● **EXTRACTED DATA**
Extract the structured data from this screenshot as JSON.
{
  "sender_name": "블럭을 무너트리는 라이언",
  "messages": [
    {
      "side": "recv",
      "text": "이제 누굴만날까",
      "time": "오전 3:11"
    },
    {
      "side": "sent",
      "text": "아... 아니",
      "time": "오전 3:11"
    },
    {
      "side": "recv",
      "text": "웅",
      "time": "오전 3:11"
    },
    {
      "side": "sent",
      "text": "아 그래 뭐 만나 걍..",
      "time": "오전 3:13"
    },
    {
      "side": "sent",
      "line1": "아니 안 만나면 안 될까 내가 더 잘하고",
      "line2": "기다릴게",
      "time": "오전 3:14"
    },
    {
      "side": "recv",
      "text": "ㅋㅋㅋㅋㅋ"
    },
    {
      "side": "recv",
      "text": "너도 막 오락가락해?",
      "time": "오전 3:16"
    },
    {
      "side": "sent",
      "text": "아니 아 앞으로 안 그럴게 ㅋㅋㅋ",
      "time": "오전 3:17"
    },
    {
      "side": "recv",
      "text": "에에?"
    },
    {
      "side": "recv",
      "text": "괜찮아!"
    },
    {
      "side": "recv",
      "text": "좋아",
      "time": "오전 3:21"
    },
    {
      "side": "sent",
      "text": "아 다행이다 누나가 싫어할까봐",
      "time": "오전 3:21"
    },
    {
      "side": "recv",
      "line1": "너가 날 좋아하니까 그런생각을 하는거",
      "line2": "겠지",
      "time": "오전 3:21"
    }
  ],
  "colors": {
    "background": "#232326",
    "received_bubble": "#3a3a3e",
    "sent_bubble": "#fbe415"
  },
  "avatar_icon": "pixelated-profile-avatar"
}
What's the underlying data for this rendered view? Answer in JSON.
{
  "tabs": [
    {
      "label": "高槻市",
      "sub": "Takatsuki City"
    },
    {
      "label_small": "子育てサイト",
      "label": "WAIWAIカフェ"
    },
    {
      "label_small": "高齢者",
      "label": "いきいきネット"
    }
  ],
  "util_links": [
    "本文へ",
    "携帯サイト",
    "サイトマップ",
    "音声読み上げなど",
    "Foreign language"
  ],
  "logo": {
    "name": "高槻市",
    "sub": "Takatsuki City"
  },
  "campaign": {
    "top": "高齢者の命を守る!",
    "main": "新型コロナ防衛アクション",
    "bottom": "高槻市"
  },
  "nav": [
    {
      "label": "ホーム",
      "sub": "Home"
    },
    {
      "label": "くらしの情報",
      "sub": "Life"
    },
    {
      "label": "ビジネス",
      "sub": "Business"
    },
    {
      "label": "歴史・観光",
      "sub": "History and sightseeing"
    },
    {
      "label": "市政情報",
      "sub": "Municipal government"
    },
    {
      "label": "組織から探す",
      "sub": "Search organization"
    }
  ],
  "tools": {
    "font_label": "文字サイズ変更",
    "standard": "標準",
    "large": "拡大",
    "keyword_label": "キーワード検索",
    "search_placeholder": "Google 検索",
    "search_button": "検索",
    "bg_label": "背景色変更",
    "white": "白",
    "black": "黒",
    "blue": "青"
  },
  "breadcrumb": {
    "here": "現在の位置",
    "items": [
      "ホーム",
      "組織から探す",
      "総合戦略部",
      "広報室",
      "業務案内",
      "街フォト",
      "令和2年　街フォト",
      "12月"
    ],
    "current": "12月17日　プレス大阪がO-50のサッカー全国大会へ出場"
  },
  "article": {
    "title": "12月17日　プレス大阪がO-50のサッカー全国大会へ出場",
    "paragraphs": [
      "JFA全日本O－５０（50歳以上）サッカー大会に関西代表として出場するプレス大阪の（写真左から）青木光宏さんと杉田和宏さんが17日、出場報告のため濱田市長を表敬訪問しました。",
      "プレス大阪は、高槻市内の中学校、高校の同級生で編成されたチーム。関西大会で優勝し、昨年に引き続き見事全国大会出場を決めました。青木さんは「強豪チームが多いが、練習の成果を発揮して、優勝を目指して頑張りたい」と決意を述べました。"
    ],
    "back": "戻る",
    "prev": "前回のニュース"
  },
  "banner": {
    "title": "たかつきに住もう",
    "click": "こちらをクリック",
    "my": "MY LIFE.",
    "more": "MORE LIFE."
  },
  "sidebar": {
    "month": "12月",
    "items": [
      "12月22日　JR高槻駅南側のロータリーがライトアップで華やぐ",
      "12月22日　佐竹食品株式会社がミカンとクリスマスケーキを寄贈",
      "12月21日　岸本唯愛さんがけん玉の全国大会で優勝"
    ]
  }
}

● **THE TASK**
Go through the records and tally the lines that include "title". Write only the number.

● **ANSWER TO THE EXERCISE**
2